All of the data must be returned word for word.

*** DATA SHOWN ***

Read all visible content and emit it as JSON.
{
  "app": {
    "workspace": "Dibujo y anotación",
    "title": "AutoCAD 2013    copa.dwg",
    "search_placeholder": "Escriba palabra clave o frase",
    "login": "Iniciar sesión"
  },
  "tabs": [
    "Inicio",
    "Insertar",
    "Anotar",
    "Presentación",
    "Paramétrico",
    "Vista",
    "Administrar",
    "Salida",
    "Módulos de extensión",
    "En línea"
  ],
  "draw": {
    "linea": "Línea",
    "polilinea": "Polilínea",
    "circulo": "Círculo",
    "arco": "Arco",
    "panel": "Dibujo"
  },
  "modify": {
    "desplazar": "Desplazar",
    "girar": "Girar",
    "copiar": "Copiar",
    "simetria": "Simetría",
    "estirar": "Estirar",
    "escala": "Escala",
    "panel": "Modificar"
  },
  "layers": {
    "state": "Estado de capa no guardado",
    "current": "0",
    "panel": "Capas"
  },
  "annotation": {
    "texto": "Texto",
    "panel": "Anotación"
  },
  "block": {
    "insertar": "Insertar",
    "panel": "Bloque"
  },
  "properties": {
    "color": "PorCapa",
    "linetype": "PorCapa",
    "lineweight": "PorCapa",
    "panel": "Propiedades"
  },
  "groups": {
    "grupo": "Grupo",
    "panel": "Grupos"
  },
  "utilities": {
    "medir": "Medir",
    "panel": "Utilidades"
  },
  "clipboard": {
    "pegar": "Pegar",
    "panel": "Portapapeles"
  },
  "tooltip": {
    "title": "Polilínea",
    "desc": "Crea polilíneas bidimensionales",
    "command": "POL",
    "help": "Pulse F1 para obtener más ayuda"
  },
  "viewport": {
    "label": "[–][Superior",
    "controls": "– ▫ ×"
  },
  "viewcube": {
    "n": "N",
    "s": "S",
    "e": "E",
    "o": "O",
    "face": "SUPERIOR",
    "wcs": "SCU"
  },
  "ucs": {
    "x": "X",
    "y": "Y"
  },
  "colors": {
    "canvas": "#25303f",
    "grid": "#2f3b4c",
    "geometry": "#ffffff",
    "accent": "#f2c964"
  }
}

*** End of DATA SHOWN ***

SOLUTION
Read all visible content and emit it as JSON.
{
  "app": {
    "workspace": "Dibujo y anotación",
    "title": "AutoCAD 2013    copa.dwg",
    "search_placeholder": "Escriba palabra clave o frase",
    "login": "Iniciar sesión"
  },
  "tabs": [
    "Inicio",
    "Insertar",
    "Anotar",
    "Presentación",
    "Paramétrico",
    "Vista",
    "Administrar",
    "Salida",
    "Módulos de extensión",
    "En línea"
  ],
  "draw": {
    "linea": "Línea",
    "polilinea": "Polilínea",
    "circulo": "Círculo",
    "arco": "Arco",
    "panel": "Dibujo"
  },
  "modify": {
    "desplazar": "Desplazar",
    "girar": "Girar",
    "copiar": "Copiar",
    "simetria": "Simetría",
    "estirar": "Estirar",
    "escala": "Escala",
    "panel": "Modificar"
  },
  "layers": {
    "state": "Estado de capa no guardado",
    "current": "0",
    "panel": "Capas"
  },
  "annotation": {
    "texto": "Texto",
    "panel": "Anotación"
  },
  "block": {
    "insertar": "Insertar",
    "panel": "Bloque"
  },
  "properties": {
    "color": "PorCapa",
    "linetype": "PorCapa",
    "lineweight": "PorCapa",
    "panel": "Propiedades"
  },
  "groups": {
    "grupo": "Grupo",
    "panel": "Grupos"
  },
  "utilities": {
    "medir": "Medir",
    "panel": "Utilidades"
  },
  "clipboard": {
    "pegar": "Pegar",
    "panel": "Portapapeles"
  },
  "tooltip": {
    "title": "Polilínea",
    "desc": "Crea polilíneas bidimensionales",
    "command": "POL",
    "help": "Pulse F1 para obtener más ayuda"
  },
  "viewport": {
    "label": "[–][Superior",
    "controls": "– ▫ ×"
  },
  "viewcube": {
    "n": "N",
    "s": "S",
    "e": "E",
    "o": "O",
    "face": "SUPERIOR",
    "wcs": "SCU"
  },
  "ucs": {
    "x": "X",
    "y": "Y"
  },
  "colors": {
    "canvas": "#25303f",
    "grid": "#2f3b4c",
    "geometry": "#ffffff",
    "accent": "#f2c964"
  }
}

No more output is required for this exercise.